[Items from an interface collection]
- Opening Delimiter -

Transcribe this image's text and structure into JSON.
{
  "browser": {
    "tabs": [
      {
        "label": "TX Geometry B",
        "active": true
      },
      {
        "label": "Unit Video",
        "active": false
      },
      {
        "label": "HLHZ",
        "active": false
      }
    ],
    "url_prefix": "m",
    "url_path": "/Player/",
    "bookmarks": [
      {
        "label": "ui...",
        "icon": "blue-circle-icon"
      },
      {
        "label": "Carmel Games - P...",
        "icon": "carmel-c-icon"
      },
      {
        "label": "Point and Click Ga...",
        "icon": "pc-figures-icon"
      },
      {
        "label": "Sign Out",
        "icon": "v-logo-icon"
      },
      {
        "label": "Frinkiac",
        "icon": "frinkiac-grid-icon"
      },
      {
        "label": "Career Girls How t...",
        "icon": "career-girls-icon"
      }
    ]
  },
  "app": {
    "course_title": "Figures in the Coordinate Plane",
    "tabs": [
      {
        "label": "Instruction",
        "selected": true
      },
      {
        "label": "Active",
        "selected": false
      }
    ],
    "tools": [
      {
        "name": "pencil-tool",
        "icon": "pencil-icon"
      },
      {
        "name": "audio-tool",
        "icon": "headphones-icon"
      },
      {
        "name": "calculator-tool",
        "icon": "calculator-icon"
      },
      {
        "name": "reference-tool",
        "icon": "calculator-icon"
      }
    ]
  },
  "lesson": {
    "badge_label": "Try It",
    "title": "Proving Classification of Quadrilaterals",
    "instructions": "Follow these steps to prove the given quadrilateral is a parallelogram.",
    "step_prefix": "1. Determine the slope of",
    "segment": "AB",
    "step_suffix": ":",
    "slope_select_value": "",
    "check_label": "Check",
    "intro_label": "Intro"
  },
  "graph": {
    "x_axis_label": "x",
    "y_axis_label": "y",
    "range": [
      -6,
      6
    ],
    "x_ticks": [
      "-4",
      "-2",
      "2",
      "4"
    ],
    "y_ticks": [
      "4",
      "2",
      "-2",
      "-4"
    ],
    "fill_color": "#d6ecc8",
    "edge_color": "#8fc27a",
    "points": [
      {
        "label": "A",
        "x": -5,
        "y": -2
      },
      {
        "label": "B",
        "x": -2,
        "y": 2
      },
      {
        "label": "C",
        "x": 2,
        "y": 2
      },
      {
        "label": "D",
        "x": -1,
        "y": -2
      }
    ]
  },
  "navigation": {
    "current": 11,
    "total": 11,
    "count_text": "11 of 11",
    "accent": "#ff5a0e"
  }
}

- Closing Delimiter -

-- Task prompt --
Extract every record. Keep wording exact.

-- The completed task --
Transcribe this image's text and structure into JSON.
{
  "browser": {
    "tabs": [
      {
        "label": "TX Geometry B",
        "active": true
      },
      {
        "label": "Unit Video",
        "active": false
      },
      {
        "label": "HLHZ",
        "active": false
      }
    ],
    "url_prefix": "m",
    "url_path": "/Player/",
    "bookmarks": [
      {
        "label": "ui...",
        "icon": "blue-circle-icon"
      },
      {
        "label": "Carmel Games - P...",
        "icon": "carmel-c-icon"
      },
      {
        "label": "Point and Click Ga...",
        "icon": "pc-figures-icon"
      },
      {
        "label": "Sign Out",
        "icon": "v-logo-icon"
      },
      {
        "label": "Frinkiac",
        "icon": "frinkiac-grid-icon"
      },
      {
        "label": "Career Girls How t...",
        "icon": "career-girls-icon"
      }
    ]
  },
  "app": {
    "course_title": "Figures in the Coordinate Plane",
    "tabs": [
      {
        "label": "Instruction",
        "selected": true
      },
      {
        "label": "Active",
        "selected": false
      }
    ],
    "tools": [
      {
        "name": "pencil-tool",
        "icon": "pencil-icon"
      },
      {
        "name": "audio-tool",
        "icon": "headphones-icon"
      },
      {
        "name": "calculator-tool",
        "icon": "calculator-icon"
      },
      {
        "name": "reference-tool",
        "icon": "calculator-icon"
      }
    ]
  },
  "lesson": {
    "badge_label": "Try It",
    "title": "Proving Classification of Quadrilaterals",
    "instructions": "Follow these steps to prove the given quadrilateral is a parallelogram.",
    "step_prefix": "1. Determine the slope of",
    "segment": "AB",
    "step_suffix": ":",
    "slope_select_value": "",
    "check_label": "Check",
    "intro_label": "Intro"
  },
  "graph": {
    "x_axis_label": "x",
    "y_axis_label": "y",
    "range": [
      -6,
      6
    ],
    "x_ticks": [
      "-4",
      "-2",
      "2",
      "4"
    ],
    "y_ticks": [
      "4",
      "2",
      "-2",
      "-4"
    ],
    "fill_color": "#d6ecc8",
    "edge_color": "#8fc27a",
    "points": [
      {
        "label": "A",
        "x": -5,
        "y": -2
      },
      {
        "label": "B",
        "x": -2,
        "y": 2
      },
      {
        "label": "C",
        "x": 2,
        "y": 2
      },
      {
        "label": "D",
        "x": -1,
        "y": -2
      }
    ]
  },
  "navigation": {
    "current": 11,
    "total": 11,
    "count_text": "11 of 11",
    "accent": "#ff5a0e"
  }
}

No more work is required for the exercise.